Imprint Oxford ; Havertown, PA : American Landscapes, an imprint of Oxbow Books, 2016.


 Internet  Electronic Book    AVAILABLE
Description 1 online resource (viii, 128 pages) : illustrations (some color), maps (some color)
Series American landscapes
American Landscapes (Series)
Bibliog. Includes bibliographical references (pages 118-119) and index.
Note Available only to authorized UTEP users.
Print version record.
Subject United States. Army -- History -- 19th century.
United States. Army.
Military archaeology -- Nebraska.
Indians of North America -- Wars -- 1862-1865.
Landscape archaeology -- Nebraska.
Genre Electronic book.
Electronic books.
Contents Landscapes and dynamics of the Platte Valley in 1864 and 1865 -- Conceptual tools for the consideration of conflicted landscapes -- Levels of war and battlespace in the North Platte Valley, 1865 -- Conflict begins -- the battle of Mud Springs -- The archaeology of the Mud Springs battle -- The road to Rush Creek -- The forces collide at Rush Creek -- Firing line landscapes: archaeology of the Rush Creek battle -- Fighting on the North Platte as military operations.

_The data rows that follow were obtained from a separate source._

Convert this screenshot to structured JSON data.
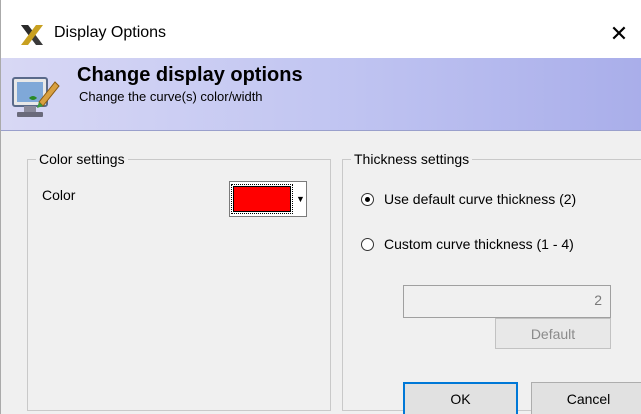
{
  "window": {
    "title": "Display Options",
    "close_glyph": "✕"
  },
  "icons": {
    "app": "x-logo-icon",
    "banner": "monitor-brush-icon",
    "close": "close-icon",
    "dropdown": "chevron-down-icon"
  },
  "banner": {
    "title": "Change display options",
    "subtitle": "Change the curve(s) color/width"
  },
  "color_settings": {
    "group_title": "Color settings",
    "color_label": "Color",
    "selected_color": "#ff0000",
    "dropdown_arrow": "▼"
  },
  "thickness_settings": {
    "group_title": "Thickness settings",
    "option_default": "Use default curve thickness (2)",
    "option_custom": "Custom curve thickness (1 - 4)",
    "selected_option": "default",
    "custom_value": "2",
    "default_button": "Default"
  },
  "footer": {
    "ok_button": "OK",
    "cancel_button": "Cancel"
  },
  "colors": {
    "banner_gradient_start": "#d8d8f4",
    "banner_gradient_end": "#a9aeea",
    "window_background": "#f0f0f0",
    "focus_border": "#0078d7"
  }
}
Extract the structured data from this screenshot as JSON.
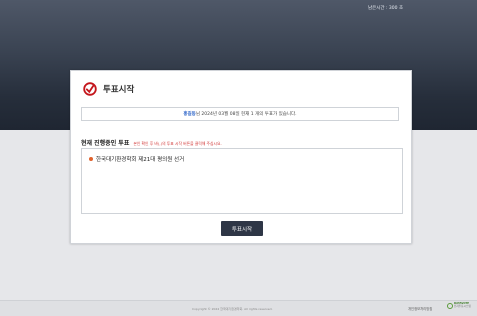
{
  "header": {
    "timer_text": "남은시간 : 300 초"
  },
  "brand": {
    "title": "투표시작",
    "logo_icon": "vote-check-icon"
  },
  "notice": {
    "name": "홍길동",
    "text": "님 2024년 03월 08일 현재 1 개의 투표가 있습니다."
  },
  "section": {
    "title": "현재 진행중인 투표",
    "hint": "본인 확인 후 바(,)의 투표 시작 버튼을 클릭해 주십시요."
  },
  "votes": [
    {
      "label": "한국대기환경학회 제21대 평의원 선거"
    }
  ],
  "actions": {
    "start_label": "투표시작"
  },
  "footer": {
    "copyright": "Copyright © 2024 한국대기환경학회. All rights reserved.",
    "privacy_label": "개인정보처리방침",
    "logo_line1": "DATAVOTE",
    "logo_line2": "전자투표시스템"
  },
  "colors": {
    "header_dark": "#262e3b",
    "button_bg": "#2e3646",
    "accent_red": "#d23a3a",
    "name_blue": "#2b63c8"
  }
}
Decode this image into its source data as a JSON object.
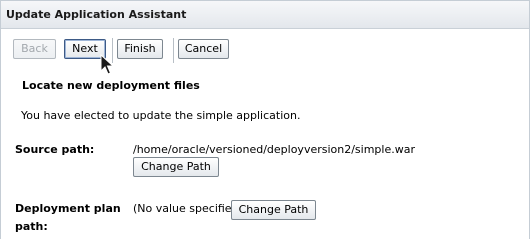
{
  "window": {
    "title": "Update Application Assistant"
  },
  "toolbar": {
    "back_label": "Back",
    "next_label": "Next",
    "finish_label": "Finish",
    "cancel_label": "Cancel"
  },
  "main": {
    "heading": "Locate new deployment files",
    "intro": "You have elected to update the simple application.",
    "source_path_label": "Source path:",
    "source_path_value": "/home/oracle/versioned/deployversion2/simple.war",
    "change_source_path_label": "Change Path",
    "deployment_plan_label_line1": "Deployment plan",
    "deployment_plan_label_line2": "path:",
    "deployment_plan_value": "(No value specified)",
    "change_plan_path_label": "Change Path"
  },
  "icons": {
    "cursor": "mouse-pointer-icon"
  }
}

Summary "For a period of about one week in February 1865, as the Civil War was winding down and Plains Indian communities were reeling in the wake of the Sand Creek massacre, combat swept across the Nebraska panhandle, especially along the Platte River. The fighting that marked this event barely compares to the massive campaigns and terrible carnage taking place in the eastern states but it was a significant event at the opening of the ensuing Indian Wars. Operating on terrain they knew well, Cheyenne warriors and other Native forces encountered the US Cavalry who operated within a modern network of long-distance migration and pony express trails and military stations. The North Platte Campagin offers a good basis for the application of landscape approaches to conflict archaeology if only because of its scale. The fighting is both easily approached and fascinatingly encompassed. There were probably far fewer than 1000 fighters involved in those skirmishes, but before, after, and between them, they involved substantial movements of people and of equipment that was similar to the arms and gear in service to other Civil War era combatants. They also seem to have used approaches that were typical of America's western warfare. Like many modern conflicts of interest, the North Platte fights were between culturally different opponents. Archaeological consideration of battlefields such as Rush Creek and Mud Springs, bases, and landscapes associated with this fighting expose how the combat developed and how the opposing forces dealt with the challenges they encountered. Battlespace 1865 draws on techniques of battlefield archaeology, focusing on the concept of 'battlespace' and the recovery, distribution, and analysis of artifacts and weaponry, as well as historical accounts of the participants, LiDAR-informed terrain assessment, and consideration of the strategic thinking of the combatants. It applies landscape approach to the archaeological study of war and reveals an overlooked phase of the American Civil War and opening of the Indian Wars"--Back cover.
Other Author Bleed, Peter, author.
Renner, Amanda, author.
Other Title Print version: Scott, Douglas D. Battlespace 1865. Oxford ; Havertown, PA : American Landscapes, an imprint of Oxbow Books, 2016 1785703390
Other Title Archaeology of the landscapes, strategies, and tactics of the North Platte Campaign, Nebraska